Apple Music is set to launch on Tuesday, June 30, and that means we're getting a new way to listen to music on our iPhone, iPads, Macs, and more. It also means there are new questions about just exactly what Apple Music gets us, so we rounded up some answers for you.
Here's what you need to know about Apple Music
What is Apple Music?
Apple Music is a new streaming music service that's built from Beats Music. Apple bought Beats Music and Beats Electronics last year, and has been working on converting that purchase into its own Internet-based streaming music service.
Apple Music includes three components:
- Beats 1 An Internet radio station with real DJs, artists, and celebrities putting together the playlists you hear—much like traditional radio.
- Apple Music Stations Streaming music stations, much like the iTunes Radio stations you can hear in iTunes and on Apple TV.
- Connect A sort of social networking system where artists can share news and behind the scenes information with their fans.
What Do I Get With Apple Music?
Apple Music is available as a free or paid service through a monthly subscription. Everyone can get full access for free, however, during the three-month trial period. Once you hit the end of the free trial you'll have to decide if it's worth paying to keep all of Apple Music's features.
Apple Music Free (signed in with Apple ID)
You'll need to sign into Apple Music with your Apple ID. If you choose not to pay for the service, you can view artist feeds and follow artists on Connect, listen to the Beats 1 Internet radio station, and listen to Apple Music radio stations with limited song skipping.
Apple Music paid subscription
If you pay for Apple Music, you get access to everything non-paid subscribers do, plus unlimited song skipping, the ability to play and save Connect content, like Connect content and radio songs, unlimited access to the Apple Music library, add Apple Music content to your library, save for offline listening, and expert music recommendations.
How Much Does Apple Music Cost?
Apple Music is priced in line with other online streaming music services at US$9.99 a month for a single user.
Apple also offers a group plan that costs $14.99 as a family subscription up to six people. The catch is that the group deal requires everyone be part of the same iCloud Family Sharing plan.
I'm a Beats Music Subscriber. What Happens to Me?
Beats Music subscribers can transition to Apple Music without too much hassle. The Beats Music app will walk you through joining Apple Music and will move your playlists and albums for you.
What's the Deal with Matched Tracks?
Apple's senior vice president of Internet Software and Services Eddy Cue took to Twitter to clear up confirm that Apple Music will include iTunes Match-like track matching. That means Apple Music can scan your iTunes music library and upload your songs to your iCloud account. That music will be available for streaming to all of your iTunes-compatible devices.
Mr. Cue said Apple Music's track matching will launch with a 25,000 track limit, just like iTunes Match. That number will to jump up to 100,000 tracks when iOS 9 launches this fall.

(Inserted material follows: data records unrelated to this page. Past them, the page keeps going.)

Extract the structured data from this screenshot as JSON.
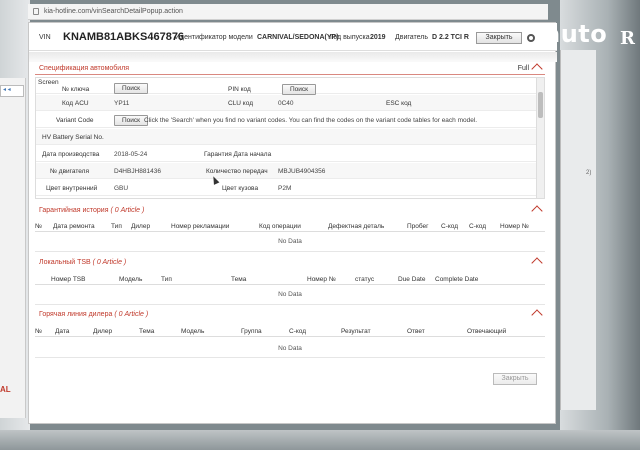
{
  "browser": {
    "url": "kia-hotline.com/vinSearchDetailPopup.action"
  },
  "watermark": {
    "text": "auto",
    "text2": "R"
  },
  "header": {
    "vin_label": "VIN",
    "vin": "KNAMB81ABKS467876",
    "model_label": "Идентификатор модели",
    "model": "CARNIVAL/SEDONA(YP)",
    "year_label": "Год выпуска",
    "year": "2019",
    "engine_label": "Двигатель",
    "engine": "D 2.2 TCI R",
    "close_label": "Закрыть"
  },
  "spec": {
    "title": "Спецификация автомобиля",
    "full_label": "Full",
    "screen_label": "Screen",
    "key_no_label": "№ ключа",
    "search_label": "Поиск",
    "pin_label": "PIN код",
    "acu_label": "Код ACU",
    "acu_value": "YP11",
    "clu_label": "CLU код",
    "clu_value": "0C40",
    "esc_label": "ESC код",
    "variant_label": "Variant Code",
    "variant_hint": "Click the 'Search' when you find no variant codes. You can find the codes on the variant code tables for each model.",
    "hv_label": "HV Battery Serial No.",
    "prod_date_label": "Дата производства",
    "prod_date": "2018-05-24",
    "warranty_label": "Гарантия Дата начала",
    "engine_no_label": "№ двигателя",
    "engine_no": "D4HBJH881436",
    "gears_label": "Количество передач",
    "gears_value": "MBJUB4904356",
    "interior_label": "Цвет внутренний",
    "interior_value": "GBU",
    "body_color_label": "Цвет кузова",
    "body_color_value": "P2M"
  },
  "warranty": {
    "title": "Гарантийная история",
    "count": "( 0 Article )",
    "columns": [
      "№",
      "Дата ремонта",
      "Тип",
      "Дилер",
      "Номер рекламации",
      "Код операции",
      "Дефектная деталь",
      "Пробег",
      "С-код",
      "С-код",
      "Номер №"
    ],
    "empty": "No Data"
  },
  "tsb": {
    "title": "Локальный TSB",
    "count": "( 0 Article )",
    "columns": [
      "Номер TSB",
      "Модель",
      "Тип",
      "Тема",
      "Номер №",
      "статус",
      "Due Date",
      "Complete Date"
    ],
    "empty": "No Data"
  },
  "hotline": {
    "title": "Горячая линия дилера",
    "count": "( 0 Article )",
    "columns": [
      "№",
      "Дата",
      "Дилер",
      "Тема",
      "Модель",
      "Группа",
      "С-код",
      "Результат",
      "Ответ",
      "Отвечающий"
    ],
    "empty": "No Data"
  },
  "footer": {
    "close_label": "Закрыть"
  }
}
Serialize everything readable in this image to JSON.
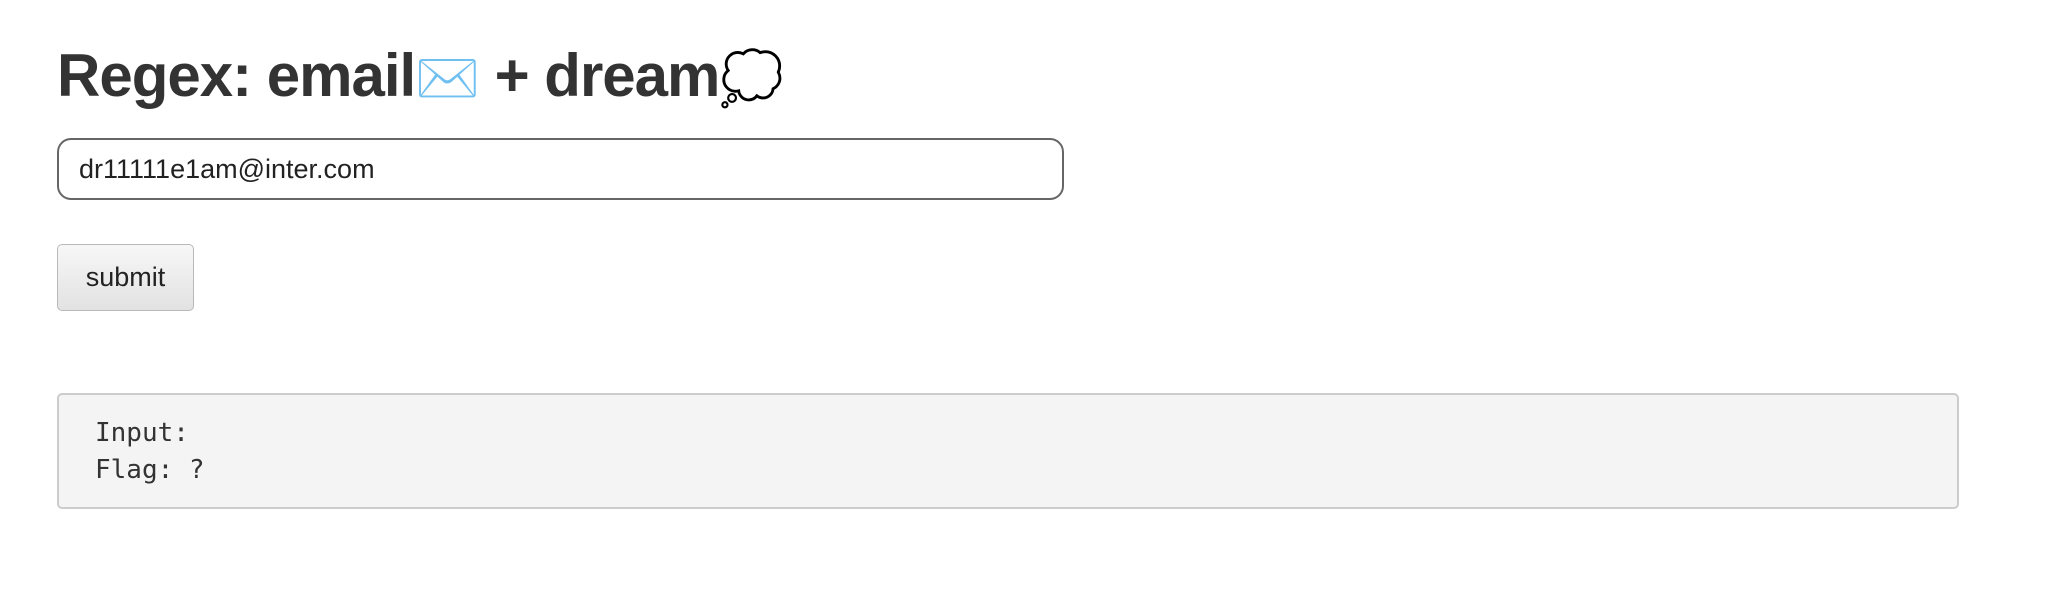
{
  "header": {
    "title_text": "Regex: email",
    "email_emoji": "✉️",
    "title_mid": " + dream",
    "dream_emoji": "💭"
  },
  "form": {
    "email_value": "dr11111e1am@inter.com",
    "submit_label": "submit"
  },
  "output": {
    "input_line": "Input:",
    "flag_line": "Flag: ?"
  }
}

Which Devices Work With Apple Music?
Apple Music supports the iPhone, iPad, iPod touch running iOS 8.4 which will come out just before the streaming music service launches on June 30. Apple TV support will be coming this fall.
Mac and Windows PCs users can get in on the Apple Music action, too. Apple will be releasing a compatibility update for iTunes ahead of the Apple Music launch.
Can Android Users Subscribe to Apple Music?
The good news is that Android users can get in on the Apple Music action. The bad news is that they'll have to wait until fall. Apple promises support is coming, but it won't be there on launch day.
When Does Beats Music Launch?
Apple Music is almost here. It launches at 9AM pacific time on June 30. That little tidbit comes courtesy of Apple Music senior director Ian Rogers.